The effects explored were those arising from the variation of the following parameters: hospital days, days lost from production, hospital day cost, sick leave, additional survival time achieved with the intervention, value of the loss of quality of life (difference between the quality of life (QoL) with comparator and the reduced QoL with the intervention). A one-way simple sensitivity analysis was performed.
Estimated benefits used in the economic analysis
The number of QALYs gained with the intervention was 0.125 per patient.
The costs were discounted at a 5% rate. The total direct cost per patient in the intervention was NKr63,779 ($10,000). The total direct cost per patient in the control group was NKr138,799 ($21,700). Accounting for NKr12,600 ($2,000) of indirect cost per patient, the total incremental cost from the societal perspective amounted to NKr87,600 ($13,700).
Synthesis of costs and benefits
The costs and benefits were combined by using an incremental discounted cost per QALY gained.
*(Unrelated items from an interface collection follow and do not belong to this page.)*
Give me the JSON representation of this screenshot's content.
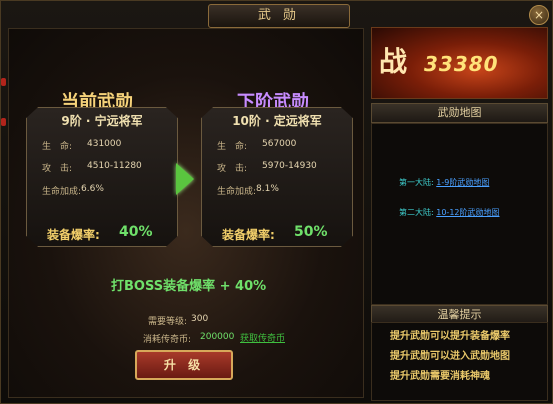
{
  "window": {
    "title": "武 勋",
    "close_glyph": "×"
  },
  "current": {
    "header": "当前武勋",
    "rank": "9阶 · 宁远将军",
    "hp_label": "生　命:",
    "hp_value": "431000",
    "atk_label": "攻　击:",
    "atk_value": "4510-11280",
    "bonus_label": "生命加成:",
    "bonus_value": "6.6%",
    "drop_label": "装备爆率:",
    "drop_value": "40%"
  },
  "next": {
    "header": "下阶武勋",
    "rank": "10阶 · 定远将军",
    "hp_label": "生　命:",
    "hp_value": "567000",
    "atk_label": "攻　击:",
    "atk_value": "5970-14930",
    "bonus_label": "生命加成:",
    "bonus_value": "8.1%",
    "drop_label": "装备爆率:",
    "drop_value": "50%"
  },
  "boss_bonus": "打BOSS装备爆率 + 40%",
  "requirements": {
    "level_label": "需要等级:",
    "level_value": "300",
    "cost_label": "消耗传奇币:",
    "cost_value": "200000",
    "get_link": "获取传奇币"
  },
  "upgrade_button": "升 级",
  "power": {
    "glyph": "战",
    "value": "33380"
  },
  "map": {
    "title": "武勋地图",
    "rows": [
      {
        "label": "第一大陆:",
        "link": "1-9阶武勋地图"
      },
      {
        "label": "第二大陆:",
        "link": "10-12阶武勋地图"
      }
    ]
  },
  "tips": {
    "title": "温馨提示",
    "lines": [
      "提升武勋可以提升装备爆率",
      "提升武勋可以进入武勋地图",
      "提升武勋需要消耗神魂"
    ]
  },
  "colors": {
    "accent_gold": "#f5d27a",
    "next_purple": "#c78cff",
    "bonus_green": "#6fe06a",
    "link_blue": "#4aa0ff"
  }
}
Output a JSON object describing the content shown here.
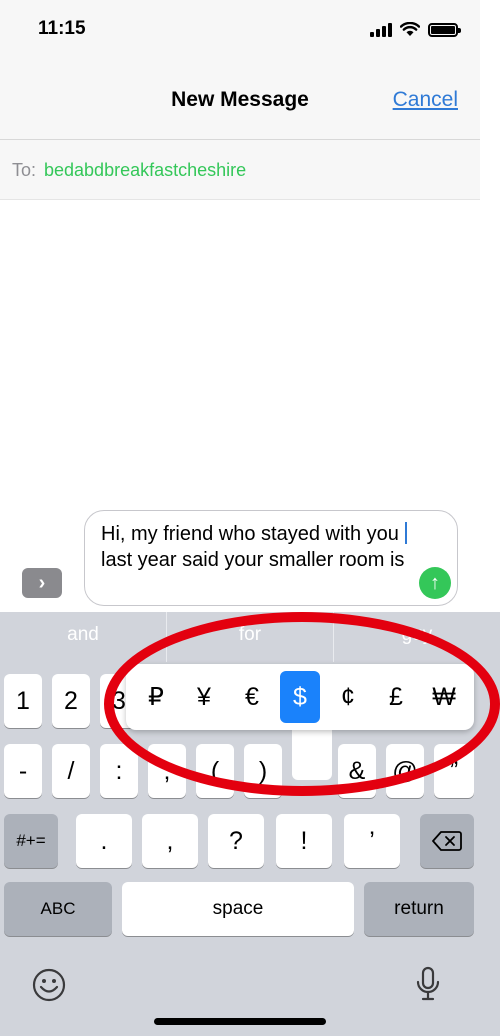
{
  "status_bar": {
    "time": "11:15"
  },
  "nav": {
    "title": "New Message",
    "cancel_label": "Cancel"
  },
  "to": {
    "label": "To:",
    "value": "bedabdbreakfastcheshire"
  },
  "compose": {
    "text_before_caret": "Hi, my friend who stayed with you ",
    "text_after_caret": "last year said your smaller room is"
  },
  "suggestions": [
    "and",
    "for",
    "guy"
  ],
  "keys": {
    "row1": [
      "1",
      "2",
      "3"
    ],
    "row2": [
      "-",
      "/",
      ":",
      ";",
      "(",
      ")",
      "&",
      "@",
      "”"
    ],
    "row3": [
      ".",
      ",",
      "?",
      "!",
      "’"
    ],
    "symbols_toggle": "#+=",
    "abc_label": "ABC",
    "space_label": "space",
    "return_label": "return"
  },
  "currency_popover": {
    "options": [
      "₽",
      "¥",
      "€",
      "$",
      "¢",
      "£",
      "₩"
    ],
    "selected": "$"
  },
  "icons": {
    "expand": "chevron-right-icon",
    "send": "send-arrow-icon",
    "delete": "backspace-icon",
    "emoji": "emoji-icon",
    "mic": "microphone-icon"
  },
  "colors": {
    "accent": "#2f7ad6",
    "green": "#34c759",
    "selected": "#1a82fb",
    "highlight_ring": "#e3000f"
  }
}
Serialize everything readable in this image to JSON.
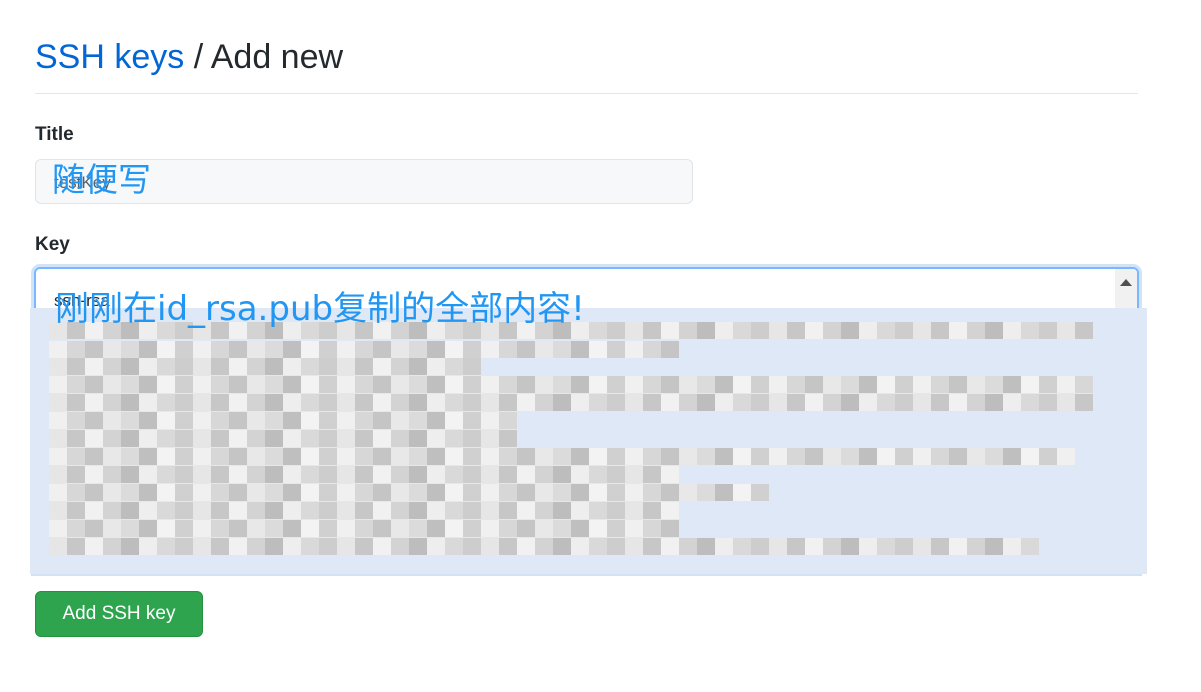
{
  "breadcrumb": {
    "link": "SSH keys",
    "separator": " / ",
    "current": "Add new"
  },
  "form": {
    "title_label": "Title",
    "title_value": "testKey",
    "key_label": "Key",
    "key_value": "ssh-rsa",
    "submit_label": "Add SSH key"
  },
  "annotations": {
    "title_note": "随便写",
    "key_note": "刚刚在id_rsa.pub复制的全部内容!"
  },
  "colors": {
    "link": "#0366d6",
    "annotation": "#2196f3",
    "button": "#2ea44f",
    "focus_border": "#79b8ff"
  }
}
The discount rate for costs was 5%. The expected incremental discounted cost per QALY gained from using the intervention, relative to the comparator, was NKr700,000($110,000). By changing the difference in hospital days between the groups by one standard error (SE, 3.7 days), the cost per QALY changed from $101,000 to $119,000. Changing the difference in lost days from production between groups by one SE (7 days), resulted in a cost per QALY ranging from $105,000 to $115,000. The increase and decrease by NKr500 from a value of NKr2,000 per day in hospital day cost made the outcome measure range from $105,000 to $115,000. Increasing and decreasing the sick leave by NKr2,000 from a level of NKr500 per day resulted in the cost-utility ratio ranging from $104,000 to $116,000. When the assumptions of survival gain obtained with the intervention relative to the comparator were changed to 6 and 12 months instead of 3, the cost-utility ratio changed to $46,000 and $21,000, respectively. The change in the quality loss value to 0.01 and 0.10 from 0.05 resulted in cost-utility ratio values of $84,000 and $185,000, respectively.
The cost per QALY gained by adding interferon-Alpha2b was conservatively estimated at $110,000. Potentially better cost-effectiveness may be found in different treatment regimes or in certain patient subgroups.
CRD COMMENTARY - Selection of comparators
The comparator chosen was reported to be the "conventional treatment" in patients with multiple myeloma.
Validity of estimate of measure of benefit
The estimate of measure of benefit is likely to be internally valid.
Validity of estimate of costs
The resource quantities were reported separately from the prices and adequate details of methods of cost estimation were given.
No discussion was reported with respect to the potential generalisability of the results to other countries or regions of the world. Comparisons with other studies were reported in terms of the estimate of measure of benefit used in the economic analysis; these results were in accordance with the present study findings. The results were not presented selectively.
Source of funding
Supported by a grant from Schering-Plough International.
Nord E, Wisloff F, Hjorth M, Westin J. Cost-utility analysis of melphalan plus prednisone with or without interferon-alpha2b in newly diagnosed multiple myeloma: results from a randomised controlled trial. PharmacoEconomics 1997; 12(1): 89-103
Subject indexing assigned by NLM
Aged; Cost-Benefit Analysis /economics; Drug Combinations; Female; Humans; Interferon-alpha /economics /therapeutic use; Male; Melphalan /economics /therapeutic use; Middle Aged; Multiple Myeloma /drug therapy /economics; Prednisone /economics /therapeutic use; Quality of Life
Date bibliographic record published
Date abstract record published